### Task directions
Although the entries contain pictures, only their text goes into the copy, set down exactly.

═════ Given information

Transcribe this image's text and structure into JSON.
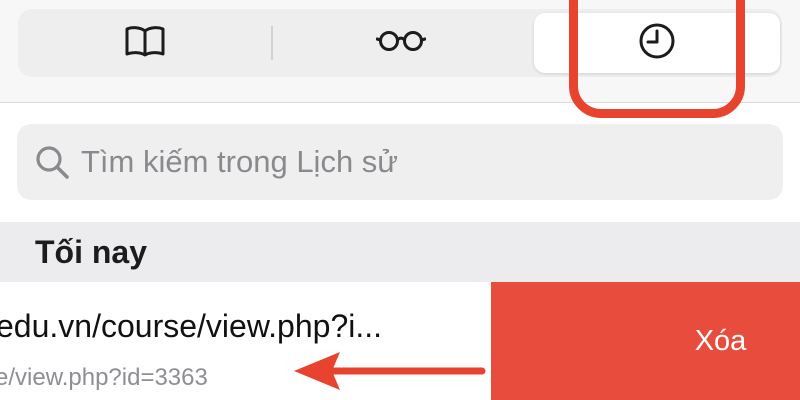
{
  "tabs": [
    {
      "icon": "book-icon",
      "selected": false
    },
    {
      "icon": "reading-glasses-icon",
      "selected": false
    },
    {
      "icon": "clock-icon",
      "selected": true
    }
  ],
  "search": {
    "placeholder": "Tìm kiếm trong Lịch sử",
    "value": ""
  },
  "section": {
    "title": "Tối nay"
  },
  "history": [
    {
      "title": "edu.vn/course/view.php?i...",
      "url": "e/view.php?id=3363"
    }
  ],
  "swipe_action": {
    "label": "Xóa"
  },
  "colors": {
    "accent_red": "#e8432f",
    "delete_red": "#e74c3c",
    "placeholder_gray": "#8a8a8e",
    "section_bg": "#ececee"
  }
}
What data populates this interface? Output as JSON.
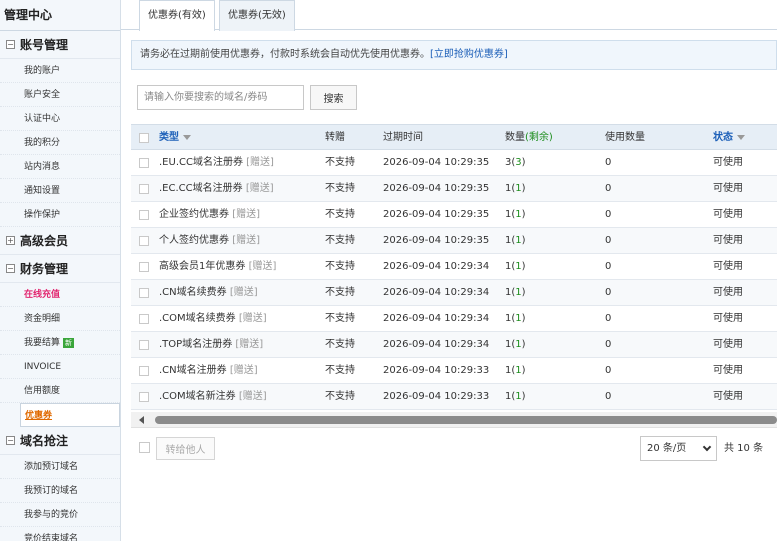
{
  "sidebar": {
    "title": "管理中心",
    "groups": [
      {
        "label": "账号管理",
        "toggle": "⊟"
      },
      {
        "label": "高级会员",
        "toggle": "⊞"
      },
      {
        "label": "财务管理",
        "toggle": "⊟"
      },
      {
        "label": "域名抢注",
        "toggle": "⊟"
      }
    ],
    "account_items": [
      "我的账户",
      "账户安全",
      "认证中心",
      "我的积分",
      "站内消息",
      "通知设置",
      "操作保护"
    ],
    "finance_items": [
      "在线充值",
      "资金明细",
      "我要结算",
      "INVOICE",
      "信用额度",
      "优惠券"
    ],
    "finance_badge": "新",
    "snatch_items": [
      "添加预订域名",
      "我预订的域名",
      "我参与的竞价",
      "竞价结束域名"
    ]
  },
  "tabs": [
    {
      "label": "优惠券(有效)",
      "active": true
    },
    {
      "label": "优惠券(无效)",
      "active": false
    }
  ],
  "notice": {
    "text": "请务必在过期前使用优惠券，付款时系统会自动优先使用优惠券。",
    "link": "[立即抢购优惠券]"
  },
  "search": {
    "placeholder": "请输入你要搜索的域名/券码",
    "button": "搜索"
  },
  "table": {
    "headers": {
      "type": "类型",
      "transfer": "转赠",
      "expire": "过期时间",
      "qty": "数量",
      "qty_remaining": "(剩余)",
      "used": "使用数量",
      "status": "状态"
    },
    "rows": [
      {
        "type": ".EU.CC域名注册券",
        "gift": "[赠送]",
        "transfer": "不支持",
        "expire": "2026-09-04 10:29:35",
        "qty": "3",
        "remaining": "3",
        "used": "0",
        "status": "可使用"
      },
      {
        "type": ".EC.CC域名注册券",
        "gift": "[赠送]",
        "transfer": "不支持",
        "expire": "2026-09-04 10:29:35",
        "qty": "1",
        "remaining": "1",
        "used": "0",
        "status": "可使用"
      },
      {
        "type": "企业签约优惠券",
        "gift": "[赠送]",
        "transfer": "不支持",
        "expire": "2026-09-04 10:29:35",
        "qty": "1",
        "remaining": "1",
        "used": "0",
        "status": "可使用"
      },
      {
        "type": "个人签约优惠券",
        "gift": "[赠送]",
        "transfer": "不支持",
        "expire": "2026-09-04 10:29:35",
        "qty": "1",
        "remaining": "1",
        "used": "0",
        "status": "可使用"
      },
      {
        "type": "高级会员1年优惠券",
        "gift": "[赠送]",
        "transfer": "不支持",
        "expire": "2026-09-04 10:29:34",
        "qty": "1",
        "remaining": "1",
        "used": "0",
        "status": "可使用"
      },
      {
        "type": ".CN域名续费券",
        "gift": "[赠送]",
        "transfer": "不支持",
        "expire": "2026-09-04 10:29:34",
        "qty": "1",
        "remaining": "1",
        "used": "0",
        "status": "可使用"
      },
      {
        "type": ".COM域名续费券",
        "gift": "[赠送]",
        "transfer": "不支持",
        "expire": "2026-09-04 10:29:34",
        "qty": "1",
        "remaining": "1",
        "used": "0",
        "status": "可使用"
      },
      {
        "type": ".TOP域名注册券",
        "gift": "[赠送]",
        "transfer": "不支持",
        "expire": "2026-09-04 10:29:34",
        "qty": "1",
        "remaining": "1",
        "used": "0",
        "status": "可使用"
      },
      {
        "type": ".CN域名注册券",
        "gift": "[赠送]",
        "transfer": "不支持",
        "expire": "2026-09-04 10:29:33",
        "qty": "1",
        "remaining": "1",
        "used": "0",
        "status": "可使用"
      },
      {
        "type": ".COM域名新注券",
        "gift": "[赠送]",
        "transfer": "不支持",
        "expire": "2026-09-04 10:29:33",
        "qty": "1",
        "remaining": "1",
        "used": "0",
        "status": "可使用"
      }
    ]
  },
  "footer": {
    "transfer_button": "转给他人",
    "page_size": "20 条/页",
    "total": "共 10 条"
  }
}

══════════

### Solution for this exercise
Transcribe this image's text and structure into JSON.
{
  "tabs": [
    {
      "icon": "book-icon",
      "selected": false
    },
    {
      "icon": "reading-glasses-icon",
      "selected": false
    },
    {
      "icon": "clock-icon",
      "selected": true
    }
  ],
  "search": {
    "placeholder": "Tìm kiếm trong Lịch sử",
    "value": ""
  },
  "section": {
    "title": "Tối nay"
  },
  "history": [
    {
      "title": "edu.vn/course/view.php?i...",
      "url": "e/view.php?id=3363"
    }
  ],
  "swipe_action": {
    "label": "Xóa"
  },
  "colors": {
    "accent_red": "#e8432f",
    "delete_red": "#e74c3c",
    "placeholder_gray": "#8a8a8e",
    "section_bg": "#ececee"
  }
}
What data populates this interface? Output as JSON.
{
  "sidebar": {
    "title": "管理中心",
    "groups": [
      {
        "label": "账号管理",
        "toggle": "⊟"
      },
      {
        "label": "高级会员",
        "toggle": "⊞"
      },
      {
        "label": "财务管理",
        "toggle": "⊟"
      },
      {
        "label": "域名抢注",
        "toggle": "⊟"
      }
    ],
    "account_items": [
      "我的账户",
      "账户安全",
      "认证中心",
      "我的积分",
      "站内消息",
      "通知设置",
      "操作保护"
    ],
    "finance_items": [
      "在线充值",
      "资金明细",
      "我要结算",
      "INVOICE",
      "信用额度",
      "优惠券"
    ],
    "finance_badge": "新",
    "snatch_items": [
      "添加预订域名",
      "我预订的域名",
      "我参与的竞价",
      "竞价结束域名"
    ]
  },
  "tabs": [
    {
      "label": "优惠券(有效)",
      "active": true
    },
    {
      "label": "优惠券(无效)",
      "active": false
    }
  ],
  "notice": {
    "text": "请务必在过期前使用优惠券，付款时系统会自动优先使用优惠券。",
    "link": "[立即抢购优惠券]"
  },
  "search": {
    "placeholder": "请输入你要搜索的域名/券码",
    "button": "搜索"
  },
  "table": {
    "headers": {
      "type": "类型",
      "transfer": "转赠",
      "expire": "过期时间",
      "qty": "数量",
      "qty_remaining": "(剩余)",
      "used": "使用数量",
      "status": "状态"
    },
    "rows": [
      {
        "type": ".EU.CC域名注册券",
        "gift": "[赠送]",
        "transfer": "不支持",
        "expire": "2026-09-04 10:29:35",
        "qty": "3",
        "remaining": "3",
        "used": "0",
        "status": "可使用"
      },
      {
        "type": ".EC.CC域名注册券",
        "gift": "[赠送]",
        "transfer": "不支持",
        "expire": "2026-09-04 10:29:35",
        "qty": "1",
        "remaining": "1",
        "used": "0",
        "status": "可使用"
      },
      {
        "type": "企业签约优惠券",
        "gift": "[赠送]",
        "transfer": "不支持",
        "expire": "2026-09-04 10:29:35",
        "qty": "1",
        "remaining": "1",
        "used": "0",
        "status": "可使用"
      },
      {
        "type": "个人签约优惠券",
        "gift": "[赠送]",
        "transfer": "不支持",
        "expire": "2026-09-04 10:29:35",
        "qty": "1",
        "remaining": "1",
        "used": "0",
        "status": "可使用"
      },
      {
        "type": "高级会员1年优惠券",
        "gift": "[赠送]",
        "transfer": "不支持",
        "expire": "2026-09-04 10:29:34",
        "qty": "1",
        "remaining": "1",
        "used": "0",
        "status": "可使用"
      },
      {
        "type": ".CN域名续费券",
        "gift": "[赠送]",
        "transfer": "不支持",
        "expire": "2026-09-04 10:29:34",
        "qty": "1",
        "remaining": "1",
        "used": "0",
        "status": "可使用"
      },
      {
        "type": ".COM域名续费券",
        "gift": "[赠送]",
        "transfer": "不支持",
        "expire": "2026-09-04 10:29:34",
        "qty": "1",
        "remaining": "1",
        "used": "0",
        "status": "可使用"
      },
      {
        "type": ".TOP域名注册券",
        "gift": "[赠送]",
        "transfer": "不支持",
        "expire": "2026-09-04 10:29:34",
        "qty": "1",
        "remaining": "1",
        "used": "0",
        "status": "可使用"
      },
      {
        "type": ".CN域名注册券",
        "gift": "[赠送]",
        "transfer": "不支持",
        "expire": "2026-09-04 10:29:33",
        "qty": "1",
        "remaining": "1",
        "used": "0",
        "status": "可使用"
      },
      {
        "type": ".COM域名新注券",
        "gift": "[赠送]",
        "transfer": "不支持",
        "expire": "2026-09-04 10:29:33",
        "qty": "1",
        "remaining": "1",
        "used": "0",
        "status": "可使用"
      }
    ]
  },
  "footer": {
    "transfer_button": "转给他人",
    "page_size": "20 条/页",
    "total": "共 10 条"
  }
}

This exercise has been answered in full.